Entries in low blood sugars (1)

Friday
Jan282011

Is your Mood Tied to your Diet?

Do you have frequent mood shifts?  Are you often tired, anxious or feel like you are in a fog part of the day?  What is the cause of this funk?  Mood shifts are caused by many factors and one may be a drop in blood sugar.

Low blood sugar can also be the culprit of not only mood shifts but can contribute to anxiety attacks and minor to severe shifts in energy levels.  How does this happen and what transpires in the body?

Your metabolism is more sensitive to carbohydrates than others.  You eat a high carbohydrate meal or snack without thought to protein or fat which triggers a large spike in your insulin level and resulting large drop in blood sugars.  This drop then results in the change in mood, energy or more anxiety.

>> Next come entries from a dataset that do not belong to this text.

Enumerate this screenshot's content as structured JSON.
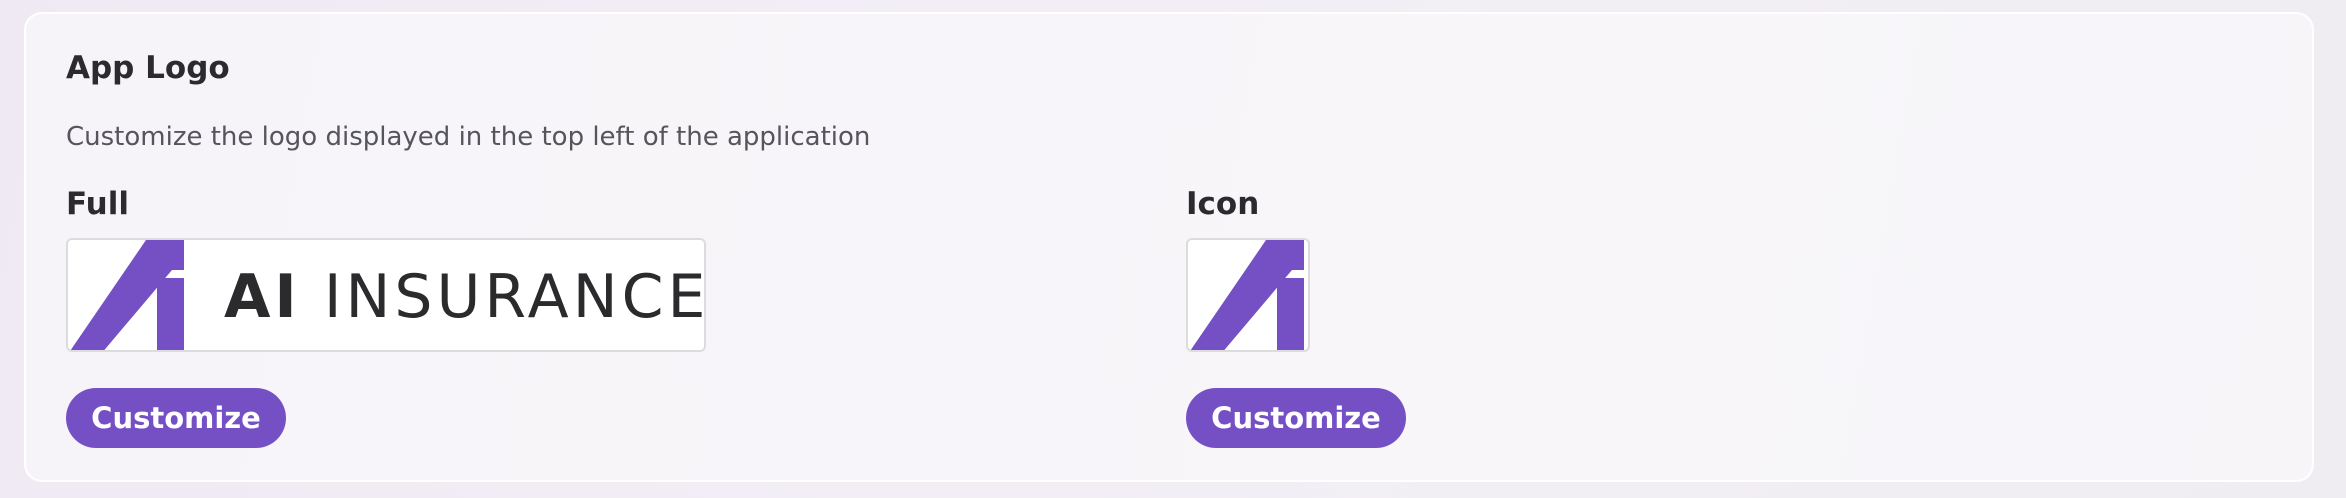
{
  "section": {
    "title": "App Logo",
    "description": "Customize the logo displayed in the top left of the application"
  },
  "full": {
    "label": "Full",
    "logo_text_strong": "AI",
    "logo_text_light": " INSURANCE",
    "button_label": "Customize"
  },
  "icon": {
    "label": "Icon",
    "button_label": "Customize"
  },
  "colors": {
    "accent": "#7550c5",
    "logo_mark": "#7550c5",
    "logo_text": "#2b2b2e"
  }
}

One client recently told me he had been tired his whole life.  He could fall asleep at any moment in time.  After a shift in his eating of including protein at each meal and moderating his carbohydrates his fatigue lifted and he regained the vitality he desired for years.

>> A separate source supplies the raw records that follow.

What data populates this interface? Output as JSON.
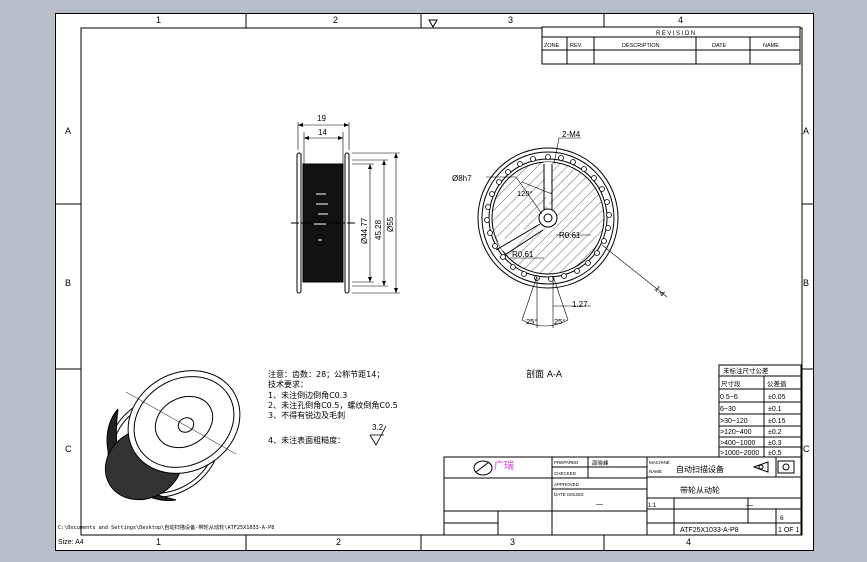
{
  "zones": {
    "top": [
      "1",
      "2",
      "3",
      "4"
    ],
    "bottom": [
      "1",
      "2",
      "3",
      "4"
    ],
    "left": [
      "A",
      "B",
      "C"
    ],
    "right": [
      "A",
      "B",
      "C"
    ]
  },
  "revision": {
    "title": "REVISION",
    "headers": [
      "ZONE",
      "REV.",
      "DESCRIPTION",
      "DATE",
      "NAME"
    ]
  },
  "dims": {
    "d19": "19",
    "d14": "14",
    "d4477": "Ø44.77",
    "d4528": "45.28",
    "d55": "Ø55",
    "m4": "2-M4",
    "d8h7": "Ø8h7",
    "a120": "120°",
    "r061a": "R0.61",
    "r061b": "R0.61",
    "d127": "1.27",
    "a25l": "25°",
    "a25r": "25°",
    "v14": "1.4"
  },
  "section_label": "剖面 A-A",
  "notes": {
    "line1": "注意：齿数：28；公称节距14；",
    "line2": "技术要求：",
    "items": [
      "1、未注倒边倒角C0.3",
      "2、未注孔倒角C0.5，螺纹倒角C0.5",
      "3、不得有锐边及毛刺",
      "4、未注表面粗糙度："
    ],
    "roughness": "3.2"
  },
  "tolerance": {
    "title": "未标注尺寸公差",
    "headers": [
      "尺寸段",
      "公差值"
    ],
    "rows": [
      [
        "0.5~6",
        "±0.05"
      ],
      [
        "6~30",
        "±0.1"
      ],
      [
        ">30~120",
        "±0.15"
      ],
      [
        ">120~400",
        "±0.2"
      ],
      [
        ">400~1000",
        "±0.3"
      ],
      [
        ">1000~2000",
        "±0.5"
      ]
    ]
  },
  "title_block": {
    "logo_text": "广瑞",
    "prepared": "PREPARED",
    "checked": "CHECKED",
    "approved": "APPROVED",
    "date_issued": "DATE ISSUED",
    "designer": "邵晓峰",
    "project": "自动扫描设备",
    "part_name": "带轮从动轮",
    "drawing_no": "ATF25X1033-A-P8",
    "sheet": "1 OF 1",
    "scale": "1:1",
    "sheet_no": "6",
    "dash1": "—",
    "dash2": "—",
    "machine_label": "MACHINE",
    "name_label": "NAME"
  },
  "file_path": "C:\\Documents and Settings\\Desktop\\自动扫描设备-带轮从动轮\\ATF25X1033-A-P8",
  "size_label": "Size: A4"
}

If you are having any of the above symptoms it might be worth re-evaluating your diet to see if there is a fix before moving on.  Here are some suggestions and options:

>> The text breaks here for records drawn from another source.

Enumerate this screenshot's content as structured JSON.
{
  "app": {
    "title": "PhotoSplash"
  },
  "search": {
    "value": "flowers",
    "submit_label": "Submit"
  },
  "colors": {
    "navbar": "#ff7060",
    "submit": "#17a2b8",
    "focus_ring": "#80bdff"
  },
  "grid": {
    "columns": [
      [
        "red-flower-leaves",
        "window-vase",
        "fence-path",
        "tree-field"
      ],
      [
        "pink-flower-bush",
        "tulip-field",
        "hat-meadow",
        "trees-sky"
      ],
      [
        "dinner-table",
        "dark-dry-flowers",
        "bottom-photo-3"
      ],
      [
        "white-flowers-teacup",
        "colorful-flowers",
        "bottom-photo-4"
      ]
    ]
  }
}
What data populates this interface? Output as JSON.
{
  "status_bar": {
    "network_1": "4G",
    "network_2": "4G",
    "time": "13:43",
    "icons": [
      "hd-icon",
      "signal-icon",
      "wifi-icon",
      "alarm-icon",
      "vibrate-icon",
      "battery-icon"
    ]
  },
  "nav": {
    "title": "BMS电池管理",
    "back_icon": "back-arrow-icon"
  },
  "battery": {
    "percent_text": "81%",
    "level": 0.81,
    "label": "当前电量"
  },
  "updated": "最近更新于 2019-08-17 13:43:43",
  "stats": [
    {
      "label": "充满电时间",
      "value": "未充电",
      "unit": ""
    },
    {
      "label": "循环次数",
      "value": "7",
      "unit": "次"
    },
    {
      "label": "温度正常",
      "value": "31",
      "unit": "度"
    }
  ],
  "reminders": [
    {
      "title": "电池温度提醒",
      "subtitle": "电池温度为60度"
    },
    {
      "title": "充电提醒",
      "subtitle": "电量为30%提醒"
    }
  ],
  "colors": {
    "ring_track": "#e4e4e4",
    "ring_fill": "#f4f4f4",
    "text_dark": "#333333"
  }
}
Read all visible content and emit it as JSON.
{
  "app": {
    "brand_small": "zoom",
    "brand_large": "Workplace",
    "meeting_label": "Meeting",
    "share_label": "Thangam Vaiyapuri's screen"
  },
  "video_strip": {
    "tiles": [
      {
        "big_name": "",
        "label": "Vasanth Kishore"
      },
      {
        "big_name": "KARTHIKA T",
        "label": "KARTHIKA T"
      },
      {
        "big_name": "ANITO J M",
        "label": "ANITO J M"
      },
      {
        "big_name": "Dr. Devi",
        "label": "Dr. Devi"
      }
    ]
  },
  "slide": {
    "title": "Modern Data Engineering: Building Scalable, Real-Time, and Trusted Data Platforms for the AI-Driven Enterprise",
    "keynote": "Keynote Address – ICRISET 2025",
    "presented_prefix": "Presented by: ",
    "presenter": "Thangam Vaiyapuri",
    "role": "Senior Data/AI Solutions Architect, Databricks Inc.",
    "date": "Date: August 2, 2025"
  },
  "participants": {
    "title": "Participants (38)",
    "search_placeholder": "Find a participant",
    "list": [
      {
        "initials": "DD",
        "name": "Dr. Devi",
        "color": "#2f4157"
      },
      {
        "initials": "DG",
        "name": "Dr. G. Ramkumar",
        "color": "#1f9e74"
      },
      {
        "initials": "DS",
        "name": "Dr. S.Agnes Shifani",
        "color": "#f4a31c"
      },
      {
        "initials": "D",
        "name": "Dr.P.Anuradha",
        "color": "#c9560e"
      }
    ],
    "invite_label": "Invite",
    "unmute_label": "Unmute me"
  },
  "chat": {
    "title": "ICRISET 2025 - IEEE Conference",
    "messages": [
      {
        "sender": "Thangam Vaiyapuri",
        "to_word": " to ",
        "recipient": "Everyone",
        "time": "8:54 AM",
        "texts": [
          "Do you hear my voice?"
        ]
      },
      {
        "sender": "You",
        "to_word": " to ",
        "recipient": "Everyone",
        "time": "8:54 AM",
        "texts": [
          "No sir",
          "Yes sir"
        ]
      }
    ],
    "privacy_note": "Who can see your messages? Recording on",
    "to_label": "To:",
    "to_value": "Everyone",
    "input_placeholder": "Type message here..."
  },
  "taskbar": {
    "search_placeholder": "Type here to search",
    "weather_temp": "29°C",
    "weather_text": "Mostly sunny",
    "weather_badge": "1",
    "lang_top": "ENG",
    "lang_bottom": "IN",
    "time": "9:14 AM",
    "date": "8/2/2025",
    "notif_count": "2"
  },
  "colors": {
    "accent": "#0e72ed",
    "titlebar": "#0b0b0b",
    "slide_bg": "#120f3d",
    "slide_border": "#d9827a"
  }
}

1.  Eat a higher protein breakfast.  If you are consuming the normal cereal or toast breakfast this is a set-up for having symptoms.  A typical bowl of cereal is like eating 3-5 slices worth of bread which will trigger the symptoms within a few hours.  Consider consuming high quality protein such as eggs, cottage cheese or some European style yogurt with nuts. 

2.  Make sure you eat moderate levels of protein at all remaining meals and snacks along with some unprocessed carbohydrate and fat.  For example, if you have an apple at snack time add some nuts or natural nut butter or a slice or two of hard cheese to balance.

3.  Don’t go more than 4 hours without food.  Going too long without food is a setup for low blood sugars, fatigue and moodiness.  Keep small bags of nuts or seeds with you at all times in case you are running late for a meal.  Consider setting a timer if you forget to eat in the afternoon.

4.  Schedule in at least 20-30 minutes of continuous activity most days of the week.  Even a 20 minute walk helps your insulin work more effectively the rest of the day and encourages stable blood sugars.

5.  Avoid processed packaged foods with sugar, high fructose corn syrup and other sweeteners which encourage fluctuations in blood sugars and resulting symptoms.

If you’ve been tired, moody or anxious for some time it can take 6-8 weeks to create a stable blood sugar and increased energy levels but commitment to the process will bring the results you desire if the problem is tied to your diet.

A disclaimer is sometimes you may feel worse before you feel better.  If your blood sugars were averaging higher within normal limits and now drop down to lower normal limits the shift can temporarily increase fatigue and moodiness. This shift will correct itself within a week.

Changing your diet creates stability in your blood sugar which creates the mood and vitality you desire.  And after all – what do you have to lose - but fatigue or a bad mood?